Youve just graduated from college, and need to start paying student loans. You and your bride are looking for your first home. You and your young family cant figure out how to save.
The first third of your professional life, around age 22-35, can be a financially stressful time, with so many responsibilities pulling at your meager dollars. Add to that navigating an economy that is still recovering, and it may seem like you cant get ahead.
But financial planners say the early years are a great time to start building a foundation of wealth and security.
Here are some tips from the experts:
Start with a self-analysis
Track where your money is going. Look at your responsibilities and your living situation. Are you living with parents? Paying rent? Tie that in with your goals.
This is a pretty awesome time of life, youve graduated from college and if you are lucky enough to have a job, you should be thinking about paying down your debt and having fun, said Howard Kramer, a certified financial planner with H.A. Kramer and Associates in Plantation. Its important to maintain a balance, no matter how focused you are on building wealth or reducing debt.
Make your own job
Dont have great job prospects? Create your own. People no longer have the security of staying in the same job until they retire, Kramer said.
A tough economy calls for more entrepreneurial endeavors. So you should think about a hobby or something you enjoy that you can cultivate to one day generate a revenue stream, Kramer said. You have to take personal responsibility for your livelihood.
Young people who do land a job today are more likely going to change employers during their career, and unless theyre government workers with a pension, theyre going to have to come up with a retirement plan, said Jack Patterson, a certified financial planner in Coral Gables.
If youre not going to work for someone who gives you a pension, youre going to have to be a good saver and investor, he said.
Examine your debt
Look at the interest rate of your mortgage and student loans. If they are high, pay down the highest first, then move on to the next one. If they are low, dont pay down debt at the expense of saving, Patterson said.
A lot of people retire and say well, the house is paid off but they dont have any savings, Patterson said. You cant just pay off your home, you have to have money put aside, too.
Rent vs. buy
Back in the day, renting was throwing away your money, said Mary Kirtland, a certified financial planner with Kirtland Financial Management in Coral Gables. Now things have changed.

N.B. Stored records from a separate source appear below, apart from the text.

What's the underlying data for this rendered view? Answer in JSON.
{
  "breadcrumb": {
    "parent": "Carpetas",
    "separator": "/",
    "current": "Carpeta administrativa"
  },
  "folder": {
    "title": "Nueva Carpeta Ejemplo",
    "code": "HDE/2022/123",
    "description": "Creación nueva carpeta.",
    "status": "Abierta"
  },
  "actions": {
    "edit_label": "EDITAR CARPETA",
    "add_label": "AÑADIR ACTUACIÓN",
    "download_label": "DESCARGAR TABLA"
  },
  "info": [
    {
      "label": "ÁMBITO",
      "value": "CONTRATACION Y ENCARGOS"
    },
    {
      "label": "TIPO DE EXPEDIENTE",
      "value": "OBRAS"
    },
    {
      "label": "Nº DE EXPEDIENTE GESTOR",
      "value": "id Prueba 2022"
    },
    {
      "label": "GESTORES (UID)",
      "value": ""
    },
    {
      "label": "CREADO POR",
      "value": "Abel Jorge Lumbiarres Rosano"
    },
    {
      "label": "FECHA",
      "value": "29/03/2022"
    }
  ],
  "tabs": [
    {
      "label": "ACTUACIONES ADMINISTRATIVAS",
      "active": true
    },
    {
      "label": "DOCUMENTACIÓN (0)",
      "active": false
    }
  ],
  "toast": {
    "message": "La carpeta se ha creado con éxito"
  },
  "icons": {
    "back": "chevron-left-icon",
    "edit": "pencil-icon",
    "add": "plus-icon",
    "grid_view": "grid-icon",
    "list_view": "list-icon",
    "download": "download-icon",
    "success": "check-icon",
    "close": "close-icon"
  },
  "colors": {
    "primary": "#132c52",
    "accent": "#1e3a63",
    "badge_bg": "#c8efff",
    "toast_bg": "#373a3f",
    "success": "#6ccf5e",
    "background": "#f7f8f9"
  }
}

Today, you need a 20 percent down payment to avoid the costs of private mortgage insurance. Plus, in South Florida, there are higher than average costs associated with buying a home, Kirtland said.
For a $300,000 home, windstorm insurance can run $3,500 to $4,500. Then there is the cost of the windstorm deductible, typically 5 percent or $6,000 for our $300,000 homeowner that should be put aside in case of a hurricane. Top that with keeping your home up to code and paying property taxes.
If youre considering buying, is your job stable? If work requires you to relocate, will you be able to recoup the investment you made to buy a home?